How to complete this task:
Across the entries, count the lines that include "Test" and report only that number.

Element data from apps and pages:
================================

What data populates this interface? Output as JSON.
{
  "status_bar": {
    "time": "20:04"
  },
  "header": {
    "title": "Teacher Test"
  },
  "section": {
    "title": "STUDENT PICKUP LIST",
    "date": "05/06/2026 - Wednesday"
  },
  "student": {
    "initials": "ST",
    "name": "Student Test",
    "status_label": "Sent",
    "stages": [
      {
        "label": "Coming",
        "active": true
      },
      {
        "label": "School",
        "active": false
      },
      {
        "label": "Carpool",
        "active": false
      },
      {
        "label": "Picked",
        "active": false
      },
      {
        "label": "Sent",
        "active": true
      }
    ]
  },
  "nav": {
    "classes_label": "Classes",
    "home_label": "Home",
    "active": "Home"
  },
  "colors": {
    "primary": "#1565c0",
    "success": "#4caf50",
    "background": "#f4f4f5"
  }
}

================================

Result of this task:
2